### Requirement:
The lines below, all of them, should be returned exactly as they appear.

※

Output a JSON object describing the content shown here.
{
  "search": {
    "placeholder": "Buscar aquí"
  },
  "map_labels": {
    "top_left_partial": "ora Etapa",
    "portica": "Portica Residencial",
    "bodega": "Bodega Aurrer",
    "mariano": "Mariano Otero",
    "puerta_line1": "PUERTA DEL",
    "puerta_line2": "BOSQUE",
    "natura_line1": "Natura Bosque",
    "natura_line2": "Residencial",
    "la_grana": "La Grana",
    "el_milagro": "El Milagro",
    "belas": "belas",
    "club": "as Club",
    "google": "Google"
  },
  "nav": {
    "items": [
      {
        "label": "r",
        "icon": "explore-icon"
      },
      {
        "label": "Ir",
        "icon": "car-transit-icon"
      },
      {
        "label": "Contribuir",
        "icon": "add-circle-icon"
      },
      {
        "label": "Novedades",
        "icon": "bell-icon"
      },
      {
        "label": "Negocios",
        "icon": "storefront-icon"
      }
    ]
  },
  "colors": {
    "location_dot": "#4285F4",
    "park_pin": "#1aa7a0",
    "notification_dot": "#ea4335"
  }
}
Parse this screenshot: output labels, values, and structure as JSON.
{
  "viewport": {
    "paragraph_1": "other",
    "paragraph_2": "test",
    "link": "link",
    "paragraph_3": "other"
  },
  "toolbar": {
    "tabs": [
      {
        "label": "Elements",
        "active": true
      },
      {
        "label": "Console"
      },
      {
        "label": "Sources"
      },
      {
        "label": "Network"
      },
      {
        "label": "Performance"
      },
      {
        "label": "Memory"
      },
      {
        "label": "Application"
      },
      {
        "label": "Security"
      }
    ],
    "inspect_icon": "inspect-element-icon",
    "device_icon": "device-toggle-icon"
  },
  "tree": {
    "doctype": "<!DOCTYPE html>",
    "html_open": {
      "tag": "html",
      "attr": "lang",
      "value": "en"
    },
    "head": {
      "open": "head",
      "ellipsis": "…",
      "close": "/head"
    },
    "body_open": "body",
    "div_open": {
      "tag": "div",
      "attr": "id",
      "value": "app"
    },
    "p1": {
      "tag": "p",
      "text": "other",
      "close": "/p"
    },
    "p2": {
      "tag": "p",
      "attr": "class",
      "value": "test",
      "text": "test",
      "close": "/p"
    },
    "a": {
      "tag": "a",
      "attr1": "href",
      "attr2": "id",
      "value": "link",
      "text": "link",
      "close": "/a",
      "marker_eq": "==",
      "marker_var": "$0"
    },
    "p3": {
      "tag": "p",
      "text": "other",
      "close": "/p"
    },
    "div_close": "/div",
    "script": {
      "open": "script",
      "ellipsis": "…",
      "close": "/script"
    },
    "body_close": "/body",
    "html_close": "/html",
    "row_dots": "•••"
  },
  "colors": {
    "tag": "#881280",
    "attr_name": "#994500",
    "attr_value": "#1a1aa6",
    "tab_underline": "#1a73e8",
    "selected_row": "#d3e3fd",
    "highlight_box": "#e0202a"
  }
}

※

### Written answer:
Output a JSON object describing the content shown here.
{
  "search": {
    "placeholder": "Buscar aquí"
  },
  "map_labels": {
    "top_left_partial": "ora Etapa",
    "portica": "Portica Residencial",
    "bodega": "Bodega Aurrer",
    "mariano": "Mariano Otero",
    "puerta_line1": "PUERTA DEL",
    "puerta_line2": "BOSQUE",
    "natura_line1": "Natura Bosque",
    "natura_line2": "Residencial",
    "la_grana": "La Grana",
    "el_milagro": "El Milagro",
    "belas": "belas",
    "club": "as Club",
    "google": "Google"
  },
  "nav": {
    "items": [
      {
        "label": "r",
        "icon": "explore-icon"
      },
      {
        "label": "Ir",
        "icon": "car-transit-icon"
      },
      {
        "label": "Contribuir",
        "icon": "add-circle-icon"
      },
      {
        "label": "Novedades",
        "icon": "bell-icon"
      },
      {
        "label": "Negocios",
        "icon": "storefront-icon"
      }
    ]
  },
  "colors": {
    "location_dot": "#4285F4",
    "park_pin": "#1aa7a0",
    "notification_dot": "#ea4335"
  }
}
Parse this screenshot: output labels, values, and structure as JSON.
{
  "viewport": {
    "paragraph_1": "other",
    "paragraph_2": "test",
    "link": "link",
    "paragraph_3": "other"
  },
  "toolbar": {
    "tabs": [
      {
        "label": "Elements",
        "active": true
      },
      {
        "label": "Console"
      },
      {
        "label": "Sources"
      },
      {
        "label": "Network"
      },
      {
        "label": "Performance"
      },
      {
        "label": "Memory"
      },
      {
        "label": "Application"
      },
      {
        "label": "Security"
      }
    ],
    "inspect_icon": "inspect-element-icon",
    "device_icon": "device-toggle-icon"
  },
  "tree": {
    "doctype": "<!DOCTYPE html>",
    "html_open": {
      "tag": "html",
      "attr": "lang",
      "value": "en"
    },
    "head": {
      "open": "head",
      "ellipsis": "…",
      "close": "/head"
    },
    "body_open": "body",
    "div_open": {
      "tag": "div",
      "attr": "id",
      "value": "app"
    },
    "p1": {
      "tag": "p",
      "text": "other",
      "close": "/p"
    },
    "p2": {
      "tag": "p",
      "attr": "class",
      "value": "test",
      "text": "test",
      "close": "/p"
    },
    "a": {
      "tag": "a",
      "attr1": "href",
      "attr2": "id",
      "value": "link",
      "text": "link",
      "close": "/a",
      "marker_eq": "==",
      "marker_var": "$0"
    },
    "p3": {
      "tag": "p",
      "text": "other",
      "close": "/p"
    },
    "div_close": "/div",
    "script": {
      "open": "script",
      "ellipsis": "…",
      "close": "/script"
    },
    "body_close": "/body",
    "html_close": "/html",
    "row_dots": "•••"
  },
  "colors": {
    "tag": "#881280",
    "attr_name": "#994500",
    "attr_value": "#1a1aa6",
    "tab_underline": "#1a73e8",
    "selected_row": "#d3e3fd",
    "highlight_box": "#e0202a"
  }
}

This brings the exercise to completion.